HC Deb 01 November 1911 vol 30 cc850-1

asked the First Lord of the Admiralty whether extra rates were paid for the railway carriage of coal for the Fleet during the late crisis; whether he will consider, in the interest of the public service, the desirability of having large floating depots that could be towed to any position necessary; and whether he can see his way to order depots similar to the 12,000-ton depot at Portsmouth to be included in next Naval Estimates?
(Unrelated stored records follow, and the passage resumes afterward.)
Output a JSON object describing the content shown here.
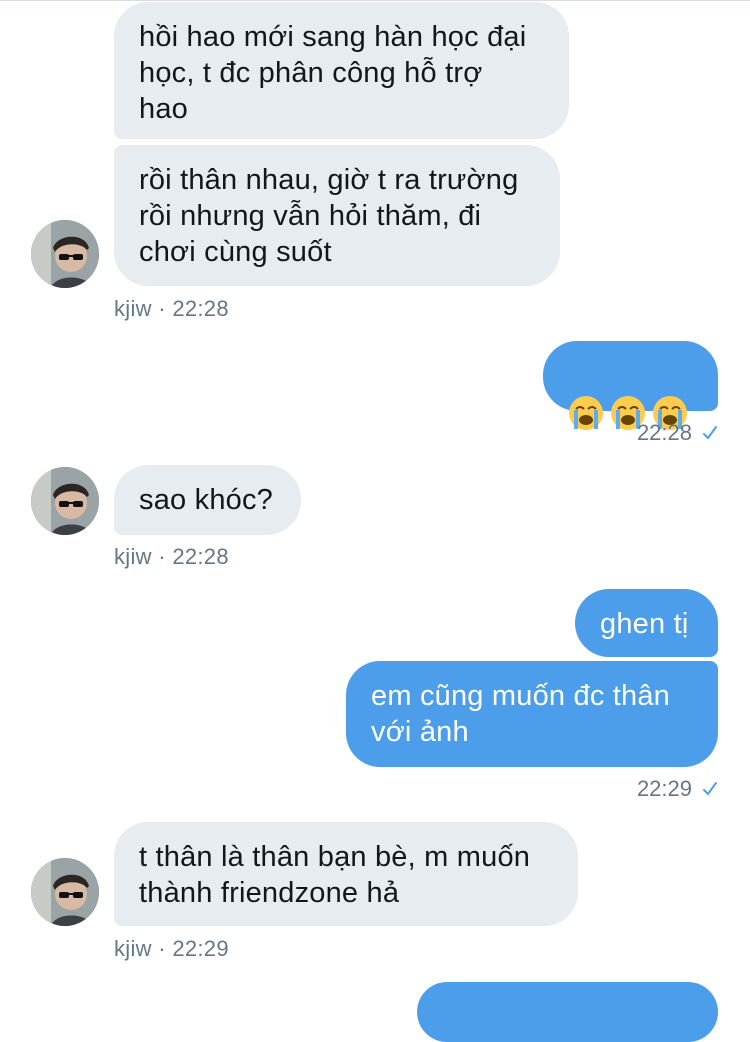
{
  "conversation": {
    "messages": [
      {
        "side": "in",
        "text": "hồi hao mới sang hàn học đại\nhọc, t đc phân công hỗ trợ\nhao"
      },
      {
        "side": "in",
        "text": "rồi thân nhau, giờ t ra trường\nrồi nhưng vẫn hỏi thăm, đi\nchơi cùng suốt"
      },
      {
        "side": "out",
        "text": "😭😭😭",
        "emoji": [
          "loudly-crying-face-icon",
          "loudly-crying-face-icon",
          "loudly-crying-face-icon"
        ]
      },
      {
        "side": "in",
        "text": "sao khóc?"
      },
      {
        "side": "out",
        "text": "ghen tị"
      },
      {
        "side": "out",
        "text": "em cũng muốn đc thân\nvới ảnh"
      },
      {
        "side": "in",
        "text": "t thân là thân bạn bè, m muốn\nthành friendzone hả"
      }
    ],
    "meta": {
      "m1": "kjiw · 22:28",
      "m2": "22:28",
      "m3": "kjiw · 22:28",
      "m4": "22:29",
      "m5": "kjiw · 22:29"
    }
  },
  "colors": {
    "incoming_bubble": "#e6ecf0",
    "outgoing_bubble": "#4c9eeb",
    "meta_text": "#657786",
    "read_check": "#4c9eeb"
  }
}
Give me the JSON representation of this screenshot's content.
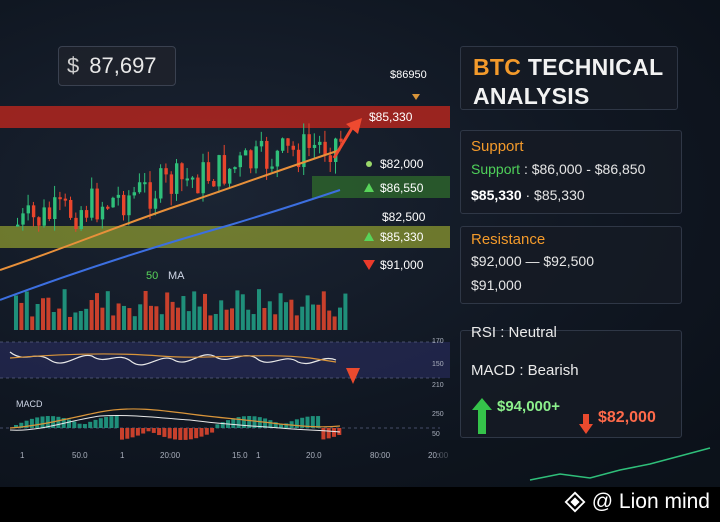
{
  "price": {
    "symbol": "$",
    "value": "87,697"
  },
  "header": {
    "title_accent": "BTC",
    "title_rest": "TECHNICAL",
    "title_line2": "ANALYSIS"
  },
  "chart": {
    "top_label": "$86950",
    "level_labels": {
      "resistance_band": "$85,330",
      "dot_level": "$82,000",
      "green_level": "$86,550",
      "mid_level": "$82,500",
      "support_band": "$85,330",
      "red_level": "$91,000"
    },
    "ma_label_value": "50",
    "ma_label_text": "MA",
    "macd_label": "MACD",
    "right_axis_ticks": [
      "170",
      "150",
      "210",
      "250",
      "50"
    ],
    "x_ticks": [
      "1",
      "50.0",
      "1",
      "20:00",
      "15.0",
      "1",
      "20.0",
      "80:00",
      "20:00"
    ]
  },
  "side": {
    "support": {
      "heading": "Support",
      "range_key": "Support",
      "range_value": ": $86,000 - $86,850",
      "pair_key": "$85,330",
      "pair_value": "· $85,330"
    },
    "resistance": {
      "heading": "Resistance",
      "range": "$92,000 — $92,500",
      "extra": "$91,000"
    },
    "indicators": {
      "rsi_key": "RSI",
      "rsi_value": ": Neutral",
      "macd_key": "MACD",
      "macd_value": ": Bearish",
      "target_up": "$94,000+",
      "target_down": "$82,000"
    }
  },
  "watermark": {
    "text": "@ Lion mind"
  },
  "colors": {
    "accent_orange": "#f39a2b",
    "bull_green": "#2fbf7a",
    "bear_red": "#e8452c",
    "resistance_band": "#c0271e",
    "support_band": "#c8d23a"
  }
}
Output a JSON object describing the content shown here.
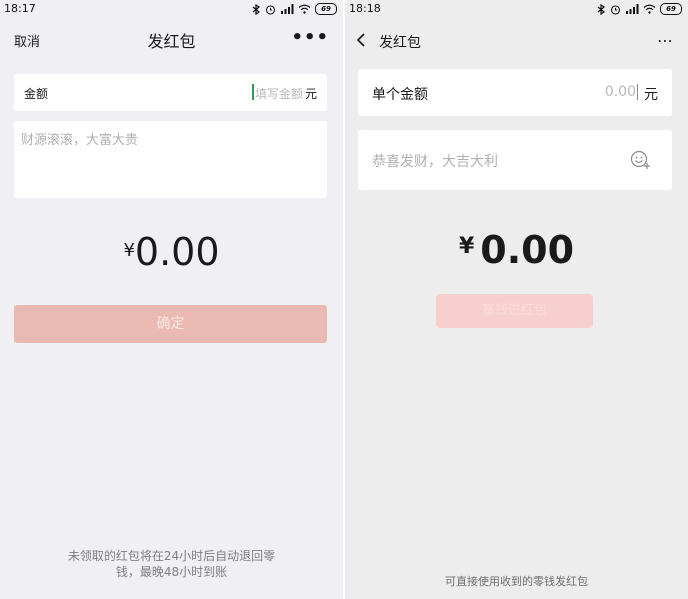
{
  "left": {
    "status": {
      "time": "18:17",
      "battery": "69"
    },
    "nav": {
      "cancel": "取消",
      "title": "发红包",
      "more": "•••"
    },
    "amount": {
      "label": "金额",
      "placeholder": "填写金额",
      "unit": "元"
    },
    "message": {
      "placeholder": "财源滚滚，大富大贵"
    },
    "money": {
      "currency": "¥",
      "value": "0.00"
    },
    "confirm": {
      "label": "确定"
    },
    "footer": {
      "line1": "未领取的红包将在24小时后自动退回零",
      "line2": "钱，最晚48小时到账"
    },
    "colors": {
      "confirm_bg": "#eab9b1",
      "cursor": "#2a9a58"
    }
  },
  "right": {
    "status": {
      "time": "18:18",
      "battery": "69"
    },
    "nav": {
      "back_icon": "chevron-left-icon",
      "title": "发红包",
      "more": "⋯"
    },
    "amount": {
      "label": "单个金额",
      "placeholder": "0.00",
      "unit": "元"
    },
    "message": {
      "placeholder": "恭喜发财，大吉大利",
      "emoji_icon": "emoji-add-icon"
    },
    "money": {
      "currency": "¥",
      "value": "0.00"
    },
    "confirm": {
      "label": "塞钱进红包"
    },
    "footer": {
      "text": "可直接使用收到的零钱发红包"
    },
    "colors": {
      "confirm_bg": "#f8cfcf"
    }
  }
}
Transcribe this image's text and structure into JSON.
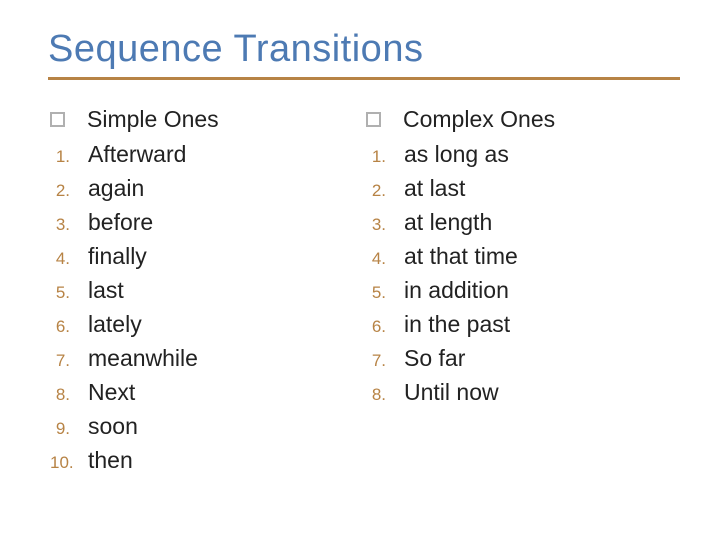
{
  "title": "Sequence Transitions",
  "left": {
    "heading": "Simple Ones",
    "items": [
      "Afterward",
      "again",
      "before",
      "finally",
      "last",
      "lately",
      "meanwhile",
      "Next",
      "soon",
      "then"
    ]
  },
  "right": {
    "heading": "Complex Ones",
    "items": [
      "as long as",
      "at last",
      "at length",
      "at that time",
      "in addition",
      "in the past",
      "So far",
      "Until now"
    ]
  }
}
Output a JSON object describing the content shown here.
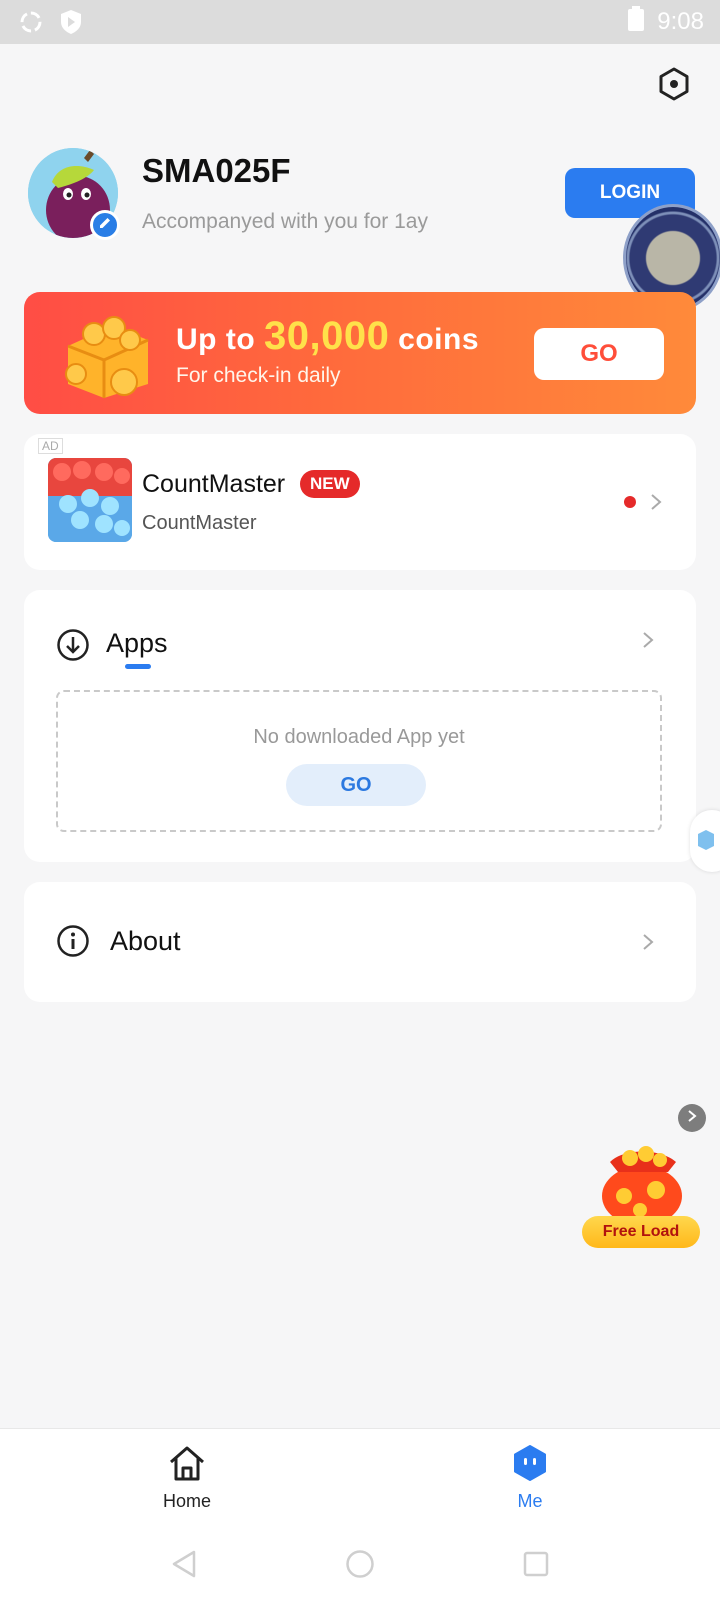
{
  "status_bar": {
    "time": "9:08",
    "left_icons": [
      "sync-icon",
      "shield-play-icon"
    ],
    "right_icons": [
      "battery-icon"
    ]
  },
  "profile": {
    "username": "SMA025F",
    "subtitle": "Accompanyed with you for  1ay",
    "login_label": "LOGIN"
  },
  "banner": {
    "title_prefix": "Up to",
    "title_amount": "30,000",
    "title_suffix": "coins",
    "subtitle": "For  check-in daily",
    "go_label": "GO"
  },
  "ad_card": {
    "ad_tag": "AD",
    "title": "CountMaster",
    "badge": "NEW",
    "subtitle": "CountMaster"
  },
  "apps_card": {
    "label": "Apps",
    "empty_text": "No downloaded App yet",
    "go_label": "GO"
  },
  "about_card": {
    "label": "About"
  },
  "floating": {
    "free_load_label": "Free Load"
  },
  "bottom_nav": {
    "items": [
      {
        "label": "Home",
        "icon": "home-icon",
        "active": false
      },
      {
        "label": "Me",
        "icon": "me-icon",
        "active": true
      }
    ]
  },
  "colors": {
    "accent": "#2b7cf0",
    "banner_start": "#ff4d45",
    "banner_end": "#ff8a3a",
    "badge_red": "#e52a2a",
    "coins_yellow": "#ffe14a"
  }
}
The cost of transit by rail is of course higher than by sea. But the rates paid to the railway companies were according to schedule, and were not higher than rates paid for railway transit under ordinary circumstances. The transaction to which the Noble Lord refers was simply part of routine Admiralty procedure designed for the purpose of testing from time to time railway facilities for the transit of coal, and had no reference whatever to any crisis, real or imaginary. The advantages of providing large floating depots to be towed from place to place as necessity demanded, as opposed to storage on shore, are not considered sufficient to justify the serious expenditure that would be involved.